(In passing, we will mention that the editorial offices of Hurriyet, whose line is considered liberal and secular, were sacked by pro-Erdogan mobs screaming Islamist slogans several times in the past year. Still, they managed to escape the fate of their larger competitor Zaman, Turkey's biggest-circulating newspaper; it was shut down by court order last month and placed under state control. BBC says "no reason was given by the court for the decision", and quotes Davutoglu as cryptically explaining the takeover was "legal, not political".)

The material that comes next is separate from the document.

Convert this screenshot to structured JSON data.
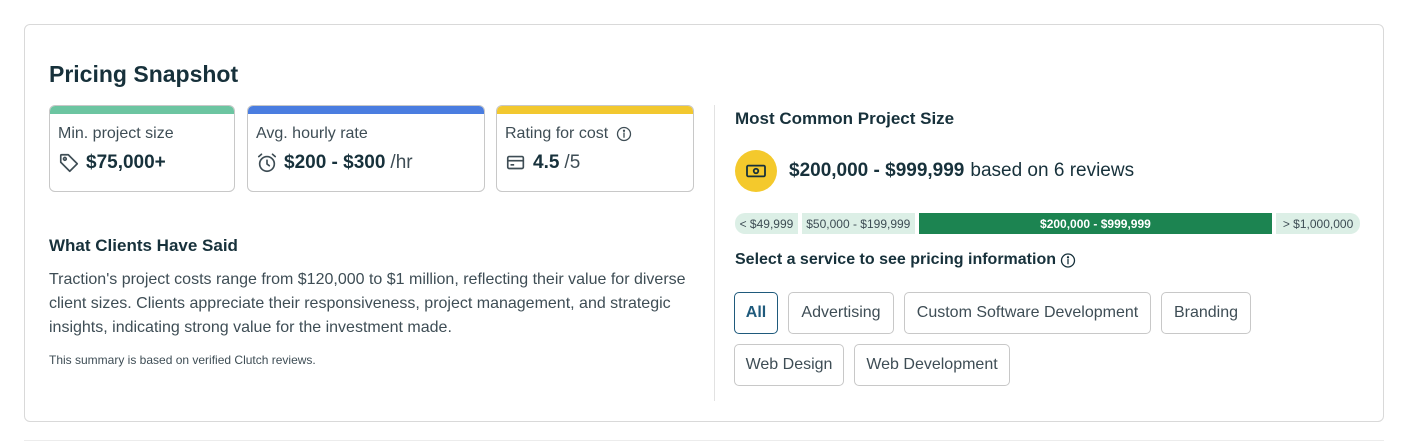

We have found relatively few mentions in online news channels today of the two-pronged strategy announced by the Turks. This report ["Muslim countries have agreed to work together to fight terrorism: Turkey President Erdogan"] for instance, from a respected Mumbai-based news service seems to have been written by someone who was out of the room when Palestine came up. The same with yesterday morning's Reuters despatch ["Muslim nations agree to work closely to fight terrorism: Turkey's Erdogan"] The Gulf News editors saw fit [here] to report how Erdogan "noted that the majority of the victims of terrorism are Muslims and called it a “source of shame” that most of those who risk their lives at sea to reach Europe are Muslims." But didn't mention the Palestine angle either.

Perhaps we'll be seeing some more-comprehensive news reporting later today. But it seems an odd dropping of the ball.

Being opposed to terror is one of those abstractions that tend to have more to do with prevailing cultural values than with the plain meaning of the words. Sometimes, too, the results of attitude polls into such matters as how people feel about terror and human bomb attacks just don't make sense without drilling down into how they understand some of the basic words.

To illustrate, this might be a good time to review how "terror" seems to mean radically different things at different times and in different contexts. For instance, "03-Nov-15: What do they mean when the Palestinian Arabs say they oppose terror?" And for a specifically-Turkish context, "6-Jun-10: It's not that complicated: Is IHH a humanitarian group or a terrorist group?"

Finally a reminder of how the juxtaposition of the words victimterror and Israel tends to make some people loses their moral compass completely: "03-Mar-16: When the UN responds to terrorism, which victims does it entirely ignore?"

1 comment:

rlandes said...

when people's moral compass passes over Israel, it tends to spin wildly.